Work to be completed → For any picture in the lines below, please leave it out and copy the rest exactly.

Dataset entries →
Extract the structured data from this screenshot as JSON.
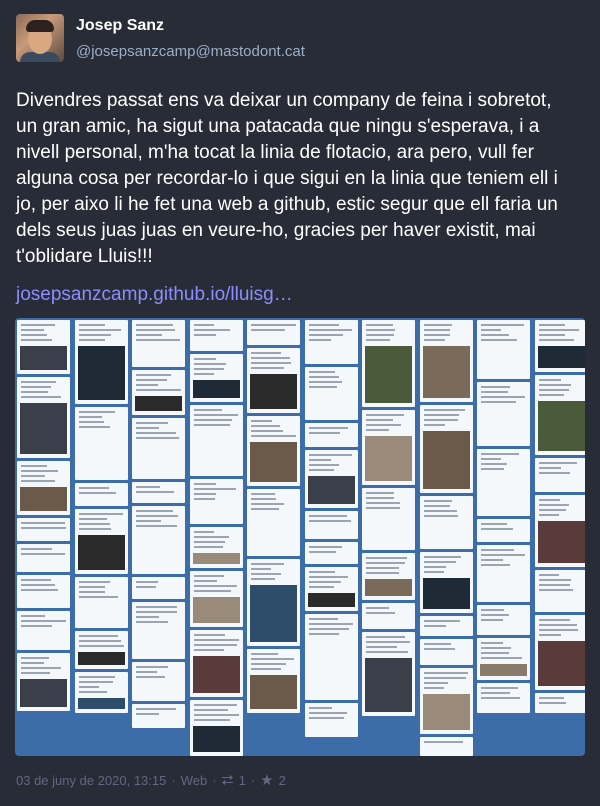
{
  "author": {
    "display_name": "Josep Sanz",
    "account": "@josepsanzcamp@mastodont.cat",
    "avatar_icon": "user-avatar-icon"
  },
  "status": {
    "text": "Divendres passat ens va deixar un company de feina i sobretot, un gran amic, ha sigut una patacada que ningu s'esperava, i a nivell personal, m'ha tocat la linia de flotacio, ara pero, vull fer alguna cosa per recordar-lo i que sigui en la linia que teniem ell i jo, per aixo li he fet una web a github, estic segur que ell faria un dels seus juas juas en veure-ho, gracies per haver existit, mai t'oblidare Lluis!!!",
    "link": "josepsanzcamp.github.io/lluisg…"
  },
  "media": {
    "background_color": "#3c6da8",
    "description_icon": "tweet-collage-image"
  },
  "meta": {
    "date": "03 de juny de 2020, 13:15",
    "separator": "·",
    "application": "Web",
    "boost_icon": "retweet-icon",
    "boost_count": "1",
    "favourite_icon": "star-icon",
    "favourite_count": "2"
  },
  "colors": {
    "background": "#282c37",
    "text": "#ffffff",
    "secondary": "#9baec8",
    "link": "#8c8dff",
    "muted": "#606984"
  }
}
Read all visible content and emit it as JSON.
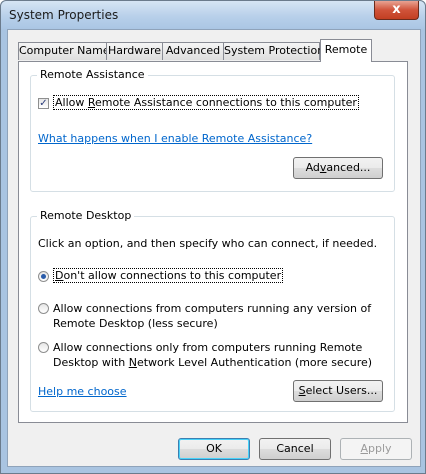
{
  "window": {
    "title": "System Properties",
    "close_label": "x"
  },
  "tabs": [
    {
      "label": "Computer Name"
    },
    {
      "label": "Hardware"
    },
    {
      "label": "Advanced"
    },
    {
      "label": "System Protection"
    },
    {
      "label": "Remote"
    }
  ],
  "remote_assistance": {
    "group_title": "Remote Assistance",
    "allow_checkbox": {
      "label_pre": "Allow ",
      "label_accel": "R",
      "label_post": "emote Assistance connections to this computer",
      "checked": true
    },
    "help_link": "What happens when I enable Remote Assistance?",
    "advanced_button": {
      "pre": "Ad",
      "accel": "v",
      "post": "anced..."
    }
  },
  "remote_desktop": {
    "group_title": "Remote Desktop",
    "intro": "Click an option, and then specify who can connect, if needed.",
    "options": [
      {
        "pre": "",
        "accel": "D",
        "post": "on't allow connections to this computer",
        "checked": true
      },
      {
        "line1": "Allow connections from computers running any version of",
        "line2": "Remote Desktop (less secure)",
        "checked": false
      },
      {
        "line1": "Allow connections only from computers running Remote",
        "line2_pre": "Desktop with ",
        "line2_accel": "N",
        "line2_post": "etwork Level Authentication (more secure)",
        "checked": false
      }
    ],
    "help_link": "Help me choose",
    "select_users_button": {
      "pre": "",
      "accel": "S",
      "post": "elect Users..."
    }
  },
  "footer": {
    "ok": "OK",
    "cancel": "Cancel",
    "apply_accel": "A",
    "apply_post": "pply"
  }
}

Answer →
Extract the structured data from this screenshot as JSON.
{
  "author": {
    "display_name": "Josep Sanz",
    "account": "@josepsanzcamp@mastodont.cat",
    "avatar_icon": "user-avatar-icon"
  },
  "status": {
    "text": "Divendres passat ens va deixar un company de feina i sobretot, un gran amic, ha sigut una patacada que ningu s'esperava, i a nivell personal, m'ha tocat la linia de flotacio, ara pero, vull fer alguna cosa per recordar-lo i que sigui en la linia que teniem ell i jo, per aixo li he fet una web a github, estic segur que ell faria un dels seus juas juas en veure-ho, gracies per haver existit, mai t'oblidare Lluis!!!",
    "link": "josepsanzcamp.github.io/lluisg…"
  },
  "media": {
    "background_color": "#3c6da8",
    "description_icon": "tweet-collage-image"
  },
  "meta": {
    "date": "03 de juny de 2020, 13:15",
    "separator": "·",
    "application": "Web",
    "boost_icon": "retweet-icon",
    "boost_count": "1",
    "favourite_icon": "star-icon",
    "favourite_count": "2"
  },
  "colors": {
    "background": "#282c37",
    "text": "#ffffff",
    "secondary": "#9baec8",
    "link": "#8c8dff",
    "muted": "#606984"
  }
}
Read all visible content and emit it as JSON.
{
  "window": {
    "title": "System Properties",
    "close_label": "x"
  },
  "tabs": [
    {
      "label": "Computer Name"
    },
    {
      "label": "Hardware"
    },
    {
      "label": "Advanced"
    },
    {
      "label": "System Protection"
    },
    {
      "label": "Remote"
    }
  ],
  "remote_assistance": {
    "group_title": "Remote Assistance",
    "allow_checkbox": {
      "label_pre": "Allow ",
      "label_accel": "R",
      "label_post": "emote Assistance connections to this computer",
      "checked": true
    },
    "help_link": "What happens when I enable Remote Assistance?",
    "advanced_button": {
      "pre": "Ad",
      "accel": "v",
      "post": "anced..."
    }
  },
  "remote_desktop": {
    "group_title": "Remote Desktop",
    "intro": "Click an option, and then specify who can connect, if needed.",
    "options": [
      {
        "pre": "",
        "accel": "D",
        "post": "on't allow connections to this computer",
        "checked": true
      },
      {
        "line1": "Allow connections from computers running any version of",
        "line2": "Remote Desktop (less secure)",
        "checked": false
      },
      {
        "line1": "Allow connections only from computers running Remote",
        "line2_pre": "Desktop with ",
        "line2_accel": "N",
        "line2_post": "etwork Level Authentication (more secure)",
        "checked": false
      }
    ],
    "help_link": "Help me choose",
    "select_users_button": {
      "pre": "",
      "accel": "S",
      "post": "elect Users..."
    }
  },
  "footer": {
    "ok": "OK",
    "cancel": "Cancel",
    "apply_accel": "A",
    "apply_post": "pply"
  }
}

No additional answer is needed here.